William J. Talbott
With penetrating insight and enviable clarity, Forst describes and critiques prominent approaches to designing theories of justice - both national and transnational - and, in turn, constructs a unique and persuasive theory of his own.
Shaun P. Young
[ The Right to Justification] offer[s] sophisticated contributions to our understanding of the theory and practice of democratic politics.
Mark E. Button
Moving well beyond the earlier generation of discursive theories, [Forst] opens up new modalities of politics and provide[s] us with new ways of thinking about them.

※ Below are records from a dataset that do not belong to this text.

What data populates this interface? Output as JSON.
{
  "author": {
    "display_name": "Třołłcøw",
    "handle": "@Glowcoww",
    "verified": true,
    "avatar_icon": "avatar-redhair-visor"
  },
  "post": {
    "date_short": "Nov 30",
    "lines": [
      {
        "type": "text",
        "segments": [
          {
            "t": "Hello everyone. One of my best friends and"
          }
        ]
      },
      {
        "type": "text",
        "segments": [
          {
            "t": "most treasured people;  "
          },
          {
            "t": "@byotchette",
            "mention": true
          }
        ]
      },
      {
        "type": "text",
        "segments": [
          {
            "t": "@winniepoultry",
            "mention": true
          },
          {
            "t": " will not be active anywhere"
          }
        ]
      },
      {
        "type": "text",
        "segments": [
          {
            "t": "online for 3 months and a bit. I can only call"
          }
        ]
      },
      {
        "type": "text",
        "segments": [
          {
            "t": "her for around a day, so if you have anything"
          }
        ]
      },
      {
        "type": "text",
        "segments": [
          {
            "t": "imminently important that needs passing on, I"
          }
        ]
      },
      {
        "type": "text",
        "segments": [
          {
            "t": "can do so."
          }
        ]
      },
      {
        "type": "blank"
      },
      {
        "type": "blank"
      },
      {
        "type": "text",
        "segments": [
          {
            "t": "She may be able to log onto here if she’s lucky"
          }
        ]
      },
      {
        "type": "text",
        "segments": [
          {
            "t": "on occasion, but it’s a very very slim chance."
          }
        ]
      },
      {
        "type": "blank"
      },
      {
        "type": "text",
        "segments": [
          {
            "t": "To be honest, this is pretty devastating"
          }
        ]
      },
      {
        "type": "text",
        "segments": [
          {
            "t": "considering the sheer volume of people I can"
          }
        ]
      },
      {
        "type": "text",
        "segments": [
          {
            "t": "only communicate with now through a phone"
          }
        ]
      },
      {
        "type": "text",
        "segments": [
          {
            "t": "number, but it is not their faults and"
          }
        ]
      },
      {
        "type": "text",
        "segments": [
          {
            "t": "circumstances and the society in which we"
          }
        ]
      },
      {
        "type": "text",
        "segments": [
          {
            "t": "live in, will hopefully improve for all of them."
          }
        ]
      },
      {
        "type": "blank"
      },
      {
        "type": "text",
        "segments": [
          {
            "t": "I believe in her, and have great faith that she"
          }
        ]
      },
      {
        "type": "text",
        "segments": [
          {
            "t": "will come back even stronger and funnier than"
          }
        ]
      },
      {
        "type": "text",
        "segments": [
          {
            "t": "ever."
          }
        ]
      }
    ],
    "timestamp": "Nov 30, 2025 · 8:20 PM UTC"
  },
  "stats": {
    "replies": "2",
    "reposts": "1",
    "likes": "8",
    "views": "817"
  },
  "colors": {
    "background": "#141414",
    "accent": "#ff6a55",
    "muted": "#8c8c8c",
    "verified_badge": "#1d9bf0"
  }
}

PrefaceTranslator's NoteIntroduction: The Foundation of JusticePart 1: Foundations: Practical Reason, Morality, and Justice1. Practical Reason and Justifying Reasons: On the Foundation of Morality2. Moral Autonomy and the Autonomy of Morality: Toward a Theory of Normativity After Kant3. Ethics and Morality4. The Justification of Justice: Rawls's Political Liberalism and Habermas's Discourse Theory in DialoguePart 2: Political and Social Justice5. Political Liberty: Integrating Five Conceptions of Autonomy6. A Critical Theory of Multicultural Toleration7. The Rule of Reasons: Three Models of Deliberative Democracy8. Social Justice, Justification, and PowerPart 3: Human Rights and Transnational Justice9. The Basic Right to Justification: Toward a Constructivist Conception of Human Rights10. Constructions of Transnational Justice: Comparing John Rawls's The Law of Peoples and Otfried Höffe's Democracy in an Age of Globalisation11. Justice, Morality, and Power in the Global Context12. Toward a Critical Theory of Transnational JusticeNotesBibliography